    19. On June 29, the Committee of the Whole House agreed to a motion by Sedgwick to strike out "that all monies" through "public Treasury." Sedgwick's motion to insert "for the regular and punctual payment of all monies collected, and an account thereof entered on the books of the treasury" was altered to "for the regular and punctual payment of all money that shall be collected," and was agreed to. (Ibid.)
    20. On June 29, Madison made a motion, which he withdrew the next day, to insert "that the comptroller should hold office during years, unless sooner removed by the president" at this point. (The Congressional Register, June 29, 30) On July 1, the House disagreed to a motion by Madison to add a provision that "the under officers of the revenue, who should be prosecuted for neglecting to settle their accounts, should suffer both their own and the costs of prosecution." (The [New York] Daily Advertiser, July 2)
    21. On June 30, the Committee of the Whole House inserted "That the Treasurer should on the day of every session of Congress, lay before the House, copies of all accounts settled with the Comptroller, also the state of the Treasury" at this point. (Gazette of the United States, July 1) On July 2, the House agreed to fill the blank with "third." (Gazette of the United States, July 4)
    22. On July 2, the House agreed to fill this blank with one hundred and fifty thousand dollars." (The [New York] Daily Advertiser, July 3)

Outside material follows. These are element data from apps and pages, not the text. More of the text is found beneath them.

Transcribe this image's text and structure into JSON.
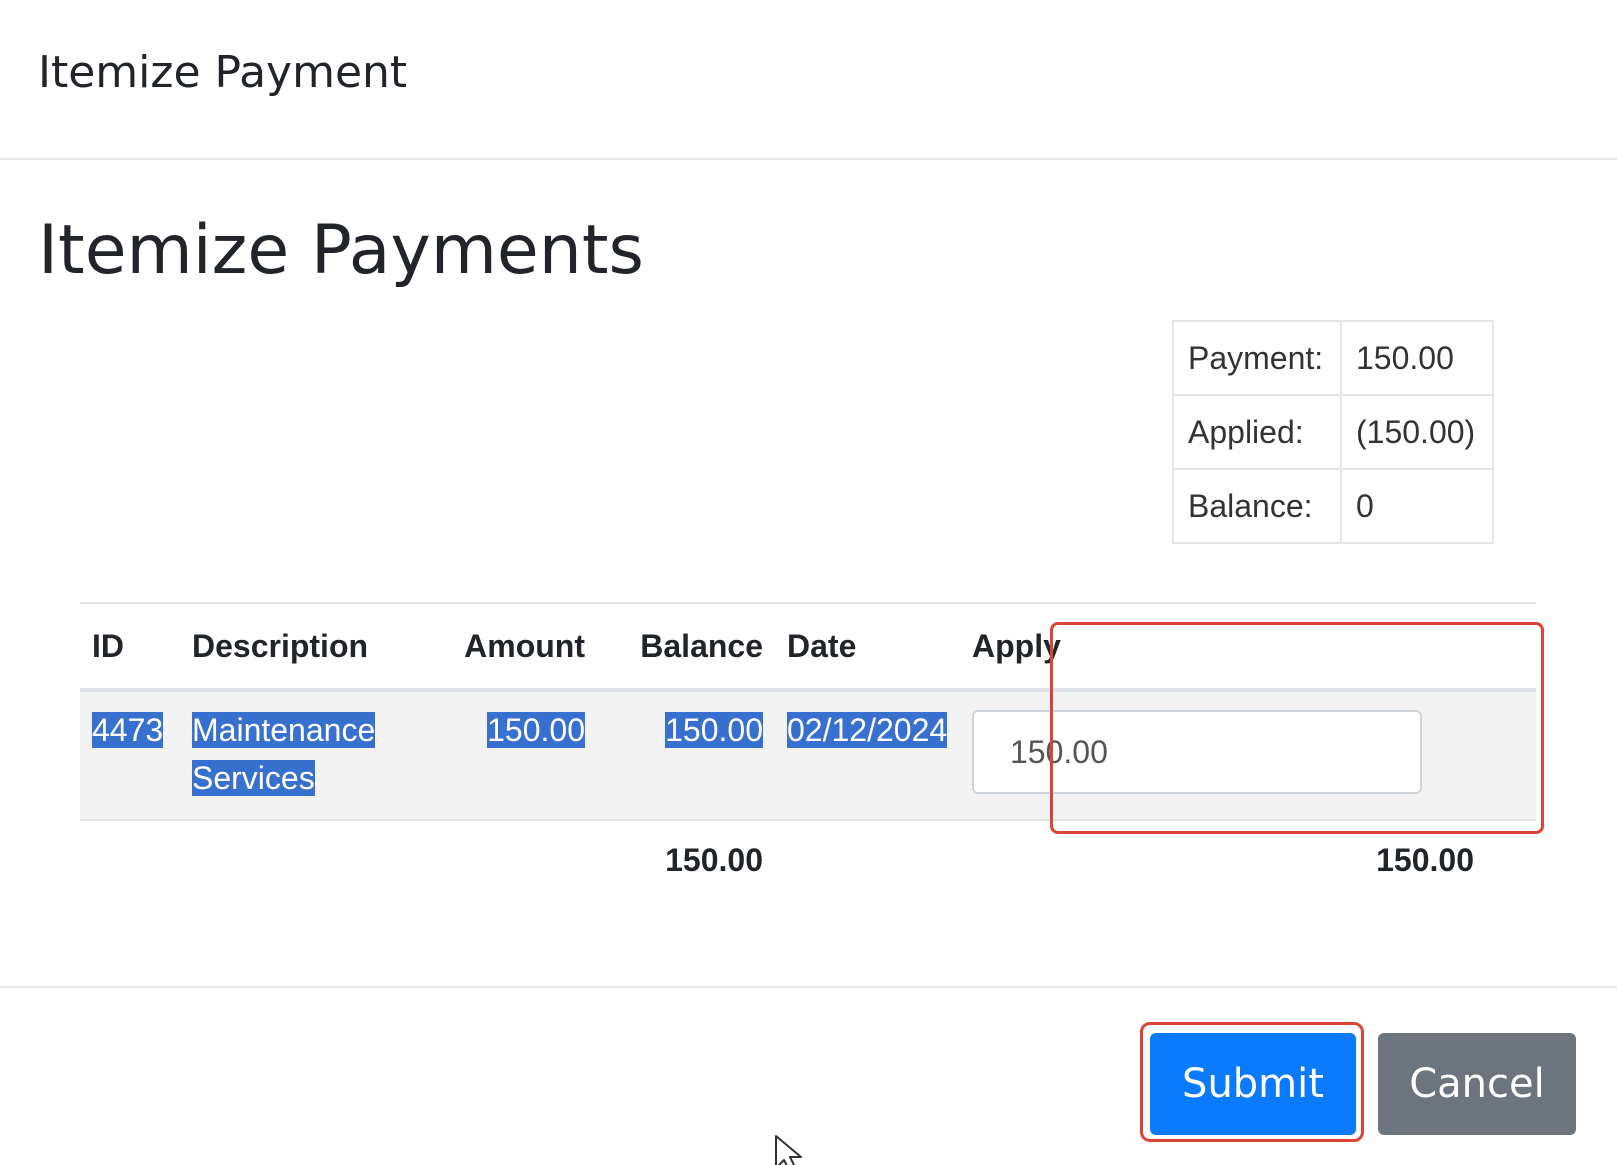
{
  "modal": {
    "title": "Itemize Payment"
  },
  "heading": "Itemize Payments",
  "summary": [
    {
      "label": "Payment:",
      "value": "150.00"
    },
    {
      "label": "Applied:",
      "value": "(150.00)"
    },
    {
      "label": "Balance:",
      "value": "0"
    }
  ],
  "table": {
    "headers": {
      "id": "ID",
      "description": "Description",
      "amount": "Amount",
      "balance": "Balance",
      "date": "Date",
      "apply": "Apply"
    },
    "rows": [
      {
        "id": "4473",
        "description_line1": "Maintenance",
        "description_line2": "Services",
        "amount": "150.00",
        "balance": "150.00",
        "date": "02/12/2024",
        "apply_value": "150.00"
      }
    ],
    "totals": {
      "balance": "150.00",
      "apply": "150.00"
    }
  },
  "buttons": {
    "submit": "Submit",
    "cancel": "Cancel"
  },
  "colors": {
    "primary": "#0a7bff",
    "secondary": "#6c757d",
    "selection": "#3870d0",
    "highlight_box": "#dc4437"
  }
}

    23. On June 30, the Committee of the Whole House agreed to insert the following at this point: "Bonds, to be given by the several officers, are to be deposited in the Comptroller's office, and registered in the office of the supreme court of the United States." (Gazette of the United States, July 1)
    24. On June 30, in the Committee of the Whole House, Burke introduced and withdrew an additional clause providing "that none of the officers in this department, shall be concerned either directly, or indirectly, in trade or commerce, under loss of their places, and other heavy penalties." He had given notice of his intent to move the clause on the previous day. (Gazette of the United States, July 1) On July 1, in the House, Sherman moved that a clause be added to "prohibit any of the officers named in that bill from being either directly or indirectly concerned in trade or commerce." According to the The New York Daily Gazette, July 2, this motion was made by Burke. It was amended to extend the prohibition "to speculations in public securities of all kinds, or in public lands, & c.," and further amended by Fitzsimons to the effect that "these officers are not to exercise any other profession whatever, during the time they are in the said department." A motion by Gerry to commit the clause was disagreed to by a large majority. Sherman's motion was agreed to as amended. (Gazette of the United States, July 4) On July 2, the House set the penalty for the secretary at "five thousand dollars" and for the Comptroller, Register, and other officers at "two thousand dollars." (The [New York] Daily Advertiser, July 3)

Recommended citation: Documentary History of the First Federal Congress of the United States of America, ed. Charlene Bickford, et al. (Columbia, S.C.: Model Editions Partnership, 2002). XML version based on the Documentary History of the First Federal Congress of the United States of America, ed. Charlene Bickford, et al. (Baltimore, Md.: The Johns Hopkins Press, 1986) Vol. 6, pp. 1975-1991; 2028-2032. http://adh.sc.edu [Accessed (supply date here)]

Copyright 1988-1994. The Johns Hopkins University Press. All rights reserved.